Goleman goes on to explain how the brain's distinct components (see the diagram that follows) comprise the architecture that manifests the "perennial tension between reason and emotion. The fact that the thinking brain grew from the emotional brain reveals much about the relationship of thought to feeling; there was an emotional brain long before there was a rational one.... [So] when passions surge, the balance tips: it is the emotional mind that captures the upper hand, swamping the rational mind."
I believe that these passions are at the core of a Secret Keeper's psyche. Secret keeping is an attempt to satisfy one's emotional demands, despite societal constraints. Sooner or later, something has to give. This conflict, as experienced by Caroline and Brad, led to their habit of stifling their genuine feelings and then masking those feelings to fit their environment. Perhaps Secret Keepers instinctively realize that an honest display of emotions will clash with others' expectations and elicit disapproval.
This phenomenon, described by Goleman as display rules, is learned very early by human beings. "An education in display rules is imparted when we instruct a child not to seem disappointed, but to smile and say thank you instead, when Grandpa has given a dreadful but well-intentioned birthday present.... The rule being learned by the child is something like, 'Mask your real feelings when they will hurt someone you love; substitute a phony, but less hurtful feeling instead.'"
Excerpted from Secret Keeping by John Howard Prin. Copyright © 2006 John Howard Prin. Excerpted by permission of New World Library.
All rights reserved. No part of this excerpt may be reproduced or reprinted without permission in writing from the publisher.
Excerpts are provided by Dial-A-Book Inc. solely for the personal use of visitors to this web site.
Table of Contents
PART 1. The Self Divided: Problems and Consequences,
CHAPTER 1. Who Are the Secret Keepers?,
CHAPTER 2. What Are Unhealthy Secrets?,
CHAPTER 3. How Secret Lives Seduce Us,
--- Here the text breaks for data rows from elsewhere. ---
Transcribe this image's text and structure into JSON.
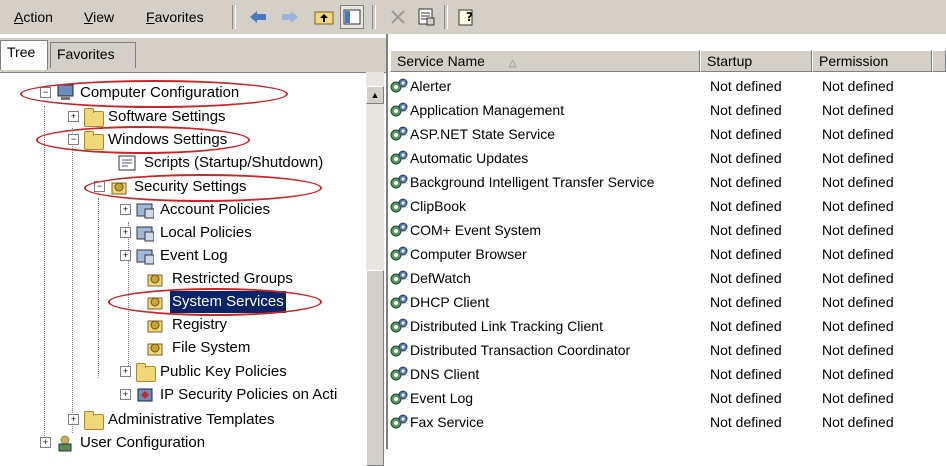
{
  "menu": {
    "action": "Action",
    "view": "View",
    "favorites": "Favorites"
  },
  "toolbar": {
    "icons": [
      "back-arrow-icon",
      "forward-arrow-icon",
      "up-folder-icon",
      "show-hide-tree-icon",
      "delete-icon",
      "properties-icon",
      "help-icon"
    ]
  },
  "tabs": {
    "tree": "Tree",
    "favorites": "Favorites"
  },
  "tree": {
    "computer_configuration": "Computer Configuration",
    "software_settings": "Software Settings",
    "windows_settings": "Windows Settings",
    "scripts": "Scripts (Startup/Shutdown)",
    "security_settings": "Security Settings",
    "account_policies": "Account Policies",
    "local_policies": "Local Policies",
    "event_log": "Event Log",
    "restricted_groups": "Restricted Groups",
    "system_services": "System Services",
    "registry": "Registry",
    "file_system": "File System",
    "public_key_policies": "Public Key Policies",
    "ip_security": "IP Security Policies on Acti",
    "administrative_templates": "Administrative Templates",
    "user_configuration": "User Configuration"
  },
  "columns": {
    "service_name": "Service Name",
    "startup": "Startup",
    "permission": "Permission"
  },
  "services": [
    {
      "name": "Alerter",
      "startup": "Not defined",
      "permission": "Not defined"
    },
    {
      "name": "Application Management",
      "startup": "Not defined",
      "permission": "Not defined"
    },
    {
      "name": "ASP.NET State Service",
      "startup": "Not defined",
      "permission": "Not defined"
    },
    {
      "name": "Automatic Updates",
      "startup": "Not defined",
      "permission": "Not defined"
    },
    {
      "name": "Background Intelligent Transfer Service",
      "startup": "Not defined",
      "permission": "Not defined"
    },
    {
      "name": "ClipBook",
      "startup": "Not defined",
      "permission": "Not defined"
    },
    {
      "name": "COM+ Event System",
      "startup": "Not defined",
      "permission": "Not defined"
    },
    {
      "name": "Computer Browser",
      "startup": "Not defined",
      "permission": "Not defined"
    },
    {
      "name": "DefWatch",
      "startup": "Not defined",
      "permission": "Not defined"
    },
    {
      "name": "DHCP Client",
      "startup": "Not defined",
      "permission": "Not defined"
    },
    {
      "name": "Distributed Link Tracking Client",
      "startup": "Not defined",
      "permission": "Not defined"
    },
    {
      "name": "Distributed Transaction Coordinator",
      "startup": "Not defined",
      "permission": "Not defined"
    },
    {
      "name": "DNS Client",
      "startup": "Not defined",
      "permission": "Not defined"
    },
    {
      "name": "Event Log",
      "startup": "Not defined",
      "permission": "Not defined"
    },
    {
      "name": "Fax Service",
      "startup": "Not defined",
      "permission": "Not defined"
    }
  ],
  "colors": {
    "selection": "#0a246a",
    "annotation": "#c62828",
    "folder": "#f0d77a",
    "chrome": "#d4d0c8"
  }
}
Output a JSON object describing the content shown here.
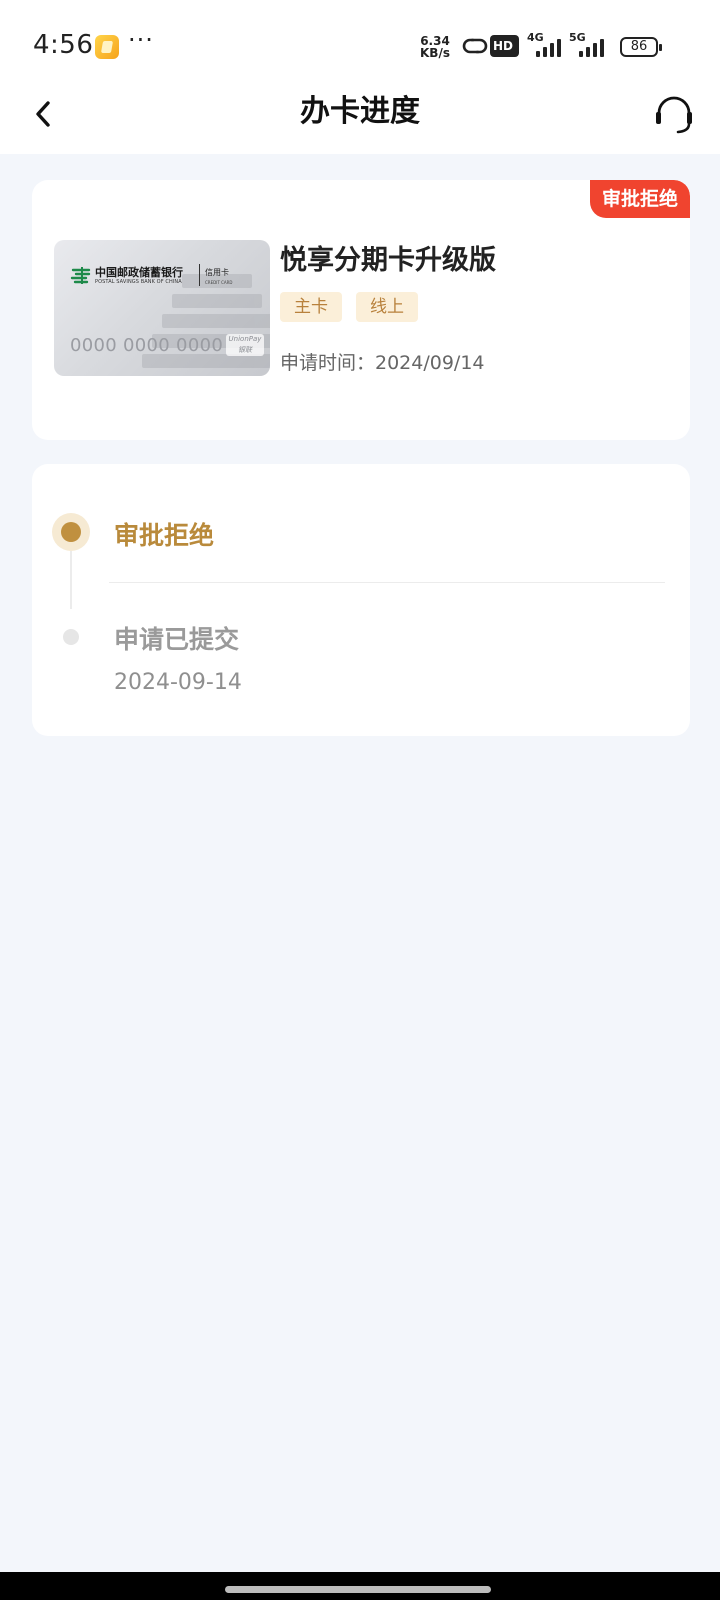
{
  "status_bar": {
    "time": "4:56",
    "more": "···",
    "net_speed_value": "6.34",
    "net_speed_unit": "KB/s",
    "hd_label": "HD",
    "signal_1_label": "4G",
    "signal_2_label": "5G",
    "battery": "86"
  },
  "nav": {
    "title": "办卡进度"
  },
  "card": {
    "status_badge": "审批拒绝",
    "bank_name": "中国邮政储蓄银行",
    "bank_name_en": "POSTAL SAVINGS BANK OF CHINA",
    "card_type": "信用卡",
    "card_type_en": "CREDIT CARD",
    "card_number": "0000 0000 0000",
    "union_pay_label": "UnionPay",
    "union_pay_cn": "银联",
    "product_name": "悦享分期卡升级版",
    "tags": [
      "主卡",
      "线上"
    ],
    "apply_time": "申请时间：2024/09/14"
  },
  "progress": {
    "steps": [
      {
        "title": "审批拒绝",
        "active": true
      },
      {
        "title": "申请已提交",
        "date": "2024-09-14",
        "active": false
      }
    ]
  },
  "colors": {
    "badge_red": "#f0442f",
    "gold_accent": "#b98a3b",
    "tag_bg": "#fbefd9",
    "page_bg": "#f3f6fb"
  },
  "icons": [
    "notification-app-icon",
    "link-icon",
    "back-chevron-icon",
    "customer-service-headset-icon",
    "postal-bank-logo-icon"
  ]
}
CHAPTER 4. Where Our Secrets Stay Hidden,
CHAPTER 5. Who Are You When Nobody Is Looking?,
CHAPTER 6. Maximizing Pleasure, Minimizing Pain,
CHAPTER 7. The Quest for Authenticity,
CHAPTER 8. When Secret Keeping Goes Too Far,
PART 2. The Journey Toward Wholeness: Solutions and Rewards,
CHAPTER 9. Seeking the Help You Need,
CHAPTER 10. Finding Your Motivation,
CHAPTER 11. Preparing to Live Authentically,
CHAPTER 12. Committing to Coming Clean,
CHAPTER 13. Seeing the World through New Eyes,
CHAPTER 14. Authenticity in a Messy World,
CHAPTER 15. Transformation from Deep Within,
CHAPTER 16. Your Recovery from Today On,
About the Author,
Most Helpful Customer Reviews